BEGIN

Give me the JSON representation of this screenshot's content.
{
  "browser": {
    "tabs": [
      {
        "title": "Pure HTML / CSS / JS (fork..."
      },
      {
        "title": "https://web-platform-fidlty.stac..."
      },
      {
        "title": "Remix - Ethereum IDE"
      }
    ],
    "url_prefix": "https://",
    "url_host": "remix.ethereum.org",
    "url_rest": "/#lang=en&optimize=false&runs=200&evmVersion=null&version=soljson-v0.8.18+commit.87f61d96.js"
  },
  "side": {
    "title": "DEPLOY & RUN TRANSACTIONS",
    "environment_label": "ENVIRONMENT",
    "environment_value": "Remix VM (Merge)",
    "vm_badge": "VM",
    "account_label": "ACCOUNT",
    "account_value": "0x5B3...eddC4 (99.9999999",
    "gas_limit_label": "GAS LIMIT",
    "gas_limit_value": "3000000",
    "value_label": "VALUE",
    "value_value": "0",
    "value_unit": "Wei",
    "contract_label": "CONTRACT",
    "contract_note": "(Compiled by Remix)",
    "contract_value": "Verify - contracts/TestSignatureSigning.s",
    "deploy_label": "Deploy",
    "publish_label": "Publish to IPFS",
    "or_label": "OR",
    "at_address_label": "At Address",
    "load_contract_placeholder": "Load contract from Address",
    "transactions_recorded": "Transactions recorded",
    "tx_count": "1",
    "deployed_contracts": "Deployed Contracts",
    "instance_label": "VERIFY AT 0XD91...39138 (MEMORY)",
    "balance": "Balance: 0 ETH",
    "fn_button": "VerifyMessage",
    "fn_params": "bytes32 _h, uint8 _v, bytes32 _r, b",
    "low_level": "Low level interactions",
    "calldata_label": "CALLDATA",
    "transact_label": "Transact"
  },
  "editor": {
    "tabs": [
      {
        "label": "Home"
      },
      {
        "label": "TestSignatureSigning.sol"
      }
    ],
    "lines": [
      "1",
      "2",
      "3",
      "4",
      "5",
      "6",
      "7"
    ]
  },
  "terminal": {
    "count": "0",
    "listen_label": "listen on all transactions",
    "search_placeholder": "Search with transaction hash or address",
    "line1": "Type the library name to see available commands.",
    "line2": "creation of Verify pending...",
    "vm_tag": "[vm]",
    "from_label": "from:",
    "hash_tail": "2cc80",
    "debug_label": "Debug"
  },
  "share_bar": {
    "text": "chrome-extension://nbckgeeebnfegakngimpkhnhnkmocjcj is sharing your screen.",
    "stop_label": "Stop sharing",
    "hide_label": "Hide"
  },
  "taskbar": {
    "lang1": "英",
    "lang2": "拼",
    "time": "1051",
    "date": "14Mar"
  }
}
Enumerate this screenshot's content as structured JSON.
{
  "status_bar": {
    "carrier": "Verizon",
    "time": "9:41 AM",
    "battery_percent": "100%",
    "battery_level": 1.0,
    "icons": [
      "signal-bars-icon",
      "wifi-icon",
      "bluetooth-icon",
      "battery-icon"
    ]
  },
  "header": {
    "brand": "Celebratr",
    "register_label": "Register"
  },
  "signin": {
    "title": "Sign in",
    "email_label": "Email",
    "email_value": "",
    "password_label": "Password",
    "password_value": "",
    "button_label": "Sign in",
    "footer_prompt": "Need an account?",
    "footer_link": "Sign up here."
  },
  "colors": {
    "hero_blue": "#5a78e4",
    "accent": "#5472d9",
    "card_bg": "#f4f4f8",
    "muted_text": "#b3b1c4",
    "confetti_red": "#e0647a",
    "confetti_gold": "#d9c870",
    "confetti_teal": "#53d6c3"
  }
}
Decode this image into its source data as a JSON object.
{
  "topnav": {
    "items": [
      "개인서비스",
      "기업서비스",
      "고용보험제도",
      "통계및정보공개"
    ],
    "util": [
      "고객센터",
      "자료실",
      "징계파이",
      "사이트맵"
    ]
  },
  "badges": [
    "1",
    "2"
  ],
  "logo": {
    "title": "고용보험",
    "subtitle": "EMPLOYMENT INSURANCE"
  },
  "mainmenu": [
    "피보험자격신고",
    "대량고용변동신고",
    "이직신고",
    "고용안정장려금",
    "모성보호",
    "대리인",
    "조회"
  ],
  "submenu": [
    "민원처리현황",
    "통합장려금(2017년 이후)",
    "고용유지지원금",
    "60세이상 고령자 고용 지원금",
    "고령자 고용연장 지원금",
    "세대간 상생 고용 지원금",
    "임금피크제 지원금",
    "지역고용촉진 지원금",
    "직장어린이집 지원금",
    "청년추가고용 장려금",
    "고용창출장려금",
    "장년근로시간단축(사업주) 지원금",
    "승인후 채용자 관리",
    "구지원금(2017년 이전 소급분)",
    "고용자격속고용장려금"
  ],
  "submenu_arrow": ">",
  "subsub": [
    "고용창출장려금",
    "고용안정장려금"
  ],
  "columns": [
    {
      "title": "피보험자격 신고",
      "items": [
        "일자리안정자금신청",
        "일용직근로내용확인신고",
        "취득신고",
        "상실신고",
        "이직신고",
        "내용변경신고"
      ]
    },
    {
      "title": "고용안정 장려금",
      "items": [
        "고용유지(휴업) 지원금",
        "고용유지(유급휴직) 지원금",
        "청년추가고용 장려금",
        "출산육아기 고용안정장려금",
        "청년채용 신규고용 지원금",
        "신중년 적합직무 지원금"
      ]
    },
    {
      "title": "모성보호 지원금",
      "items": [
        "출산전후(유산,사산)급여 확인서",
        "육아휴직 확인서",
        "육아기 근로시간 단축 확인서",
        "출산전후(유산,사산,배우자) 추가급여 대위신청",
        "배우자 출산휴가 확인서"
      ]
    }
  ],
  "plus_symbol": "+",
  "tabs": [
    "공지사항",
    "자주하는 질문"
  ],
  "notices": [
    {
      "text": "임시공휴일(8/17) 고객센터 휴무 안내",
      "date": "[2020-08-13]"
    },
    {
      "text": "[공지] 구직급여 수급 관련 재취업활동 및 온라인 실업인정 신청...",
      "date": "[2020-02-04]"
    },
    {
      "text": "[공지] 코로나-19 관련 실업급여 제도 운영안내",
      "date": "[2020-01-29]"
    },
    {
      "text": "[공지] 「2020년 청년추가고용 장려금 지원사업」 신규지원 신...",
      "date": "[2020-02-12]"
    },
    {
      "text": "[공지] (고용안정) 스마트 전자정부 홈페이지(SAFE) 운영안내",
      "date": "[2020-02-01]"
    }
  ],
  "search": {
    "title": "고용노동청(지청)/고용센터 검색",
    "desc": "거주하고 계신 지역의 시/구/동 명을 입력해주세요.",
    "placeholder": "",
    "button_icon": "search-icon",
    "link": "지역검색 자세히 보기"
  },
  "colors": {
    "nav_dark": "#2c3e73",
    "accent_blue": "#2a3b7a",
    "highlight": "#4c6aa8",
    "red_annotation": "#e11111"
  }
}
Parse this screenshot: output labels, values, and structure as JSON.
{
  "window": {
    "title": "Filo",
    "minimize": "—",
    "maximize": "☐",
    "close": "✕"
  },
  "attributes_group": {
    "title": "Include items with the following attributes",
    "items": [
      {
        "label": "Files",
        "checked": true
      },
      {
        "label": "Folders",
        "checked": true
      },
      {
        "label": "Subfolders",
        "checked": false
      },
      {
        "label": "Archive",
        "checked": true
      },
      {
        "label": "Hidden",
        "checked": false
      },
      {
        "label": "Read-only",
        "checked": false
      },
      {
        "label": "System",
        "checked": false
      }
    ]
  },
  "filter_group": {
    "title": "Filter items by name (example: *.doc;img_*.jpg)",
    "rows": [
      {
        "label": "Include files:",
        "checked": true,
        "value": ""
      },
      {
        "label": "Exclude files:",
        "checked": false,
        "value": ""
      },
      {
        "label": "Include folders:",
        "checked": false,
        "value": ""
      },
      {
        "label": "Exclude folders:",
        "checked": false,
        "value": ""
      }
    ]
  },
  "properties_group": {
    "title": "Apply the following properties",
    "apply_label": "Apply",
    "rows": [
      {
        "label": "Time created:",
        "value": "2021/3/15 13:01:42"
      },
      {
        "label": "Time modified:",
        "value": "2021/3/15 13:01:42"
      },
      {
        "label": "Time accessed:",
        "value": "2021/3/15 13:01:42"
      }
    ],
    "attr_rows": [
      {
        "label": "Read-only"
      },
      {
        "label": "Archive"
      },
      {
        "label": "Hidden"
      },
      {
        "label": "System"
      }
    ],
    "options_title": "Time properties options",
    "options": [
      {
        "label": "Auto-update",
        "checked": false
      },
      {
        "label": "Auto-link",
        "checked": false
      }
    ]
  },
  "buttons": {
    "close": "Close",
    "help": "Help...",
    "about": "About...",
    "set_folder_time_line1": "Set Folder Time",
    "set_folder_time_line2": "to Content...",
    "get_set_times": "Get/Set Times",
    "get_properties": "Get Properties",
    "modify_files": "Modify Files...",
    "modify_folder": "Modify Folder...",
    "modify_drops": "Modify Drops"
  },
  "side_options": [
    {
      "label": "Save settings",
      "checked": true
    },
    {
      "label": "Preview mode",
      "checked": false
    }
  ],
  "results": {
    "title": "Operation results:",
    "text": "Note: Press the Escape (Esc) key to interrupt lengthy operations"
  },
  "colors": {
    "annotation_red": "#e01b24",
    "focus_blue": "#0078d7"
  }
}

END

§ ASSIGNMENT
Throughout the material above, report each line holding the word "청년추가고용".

§ EXERCISE RESPONSE
    "청년추가고용 장려금",
        "청년추가고용 장려금",
      "text": "[공지] 「2020년 청년추가고용 장려금 지원사업」 신규지원 신...",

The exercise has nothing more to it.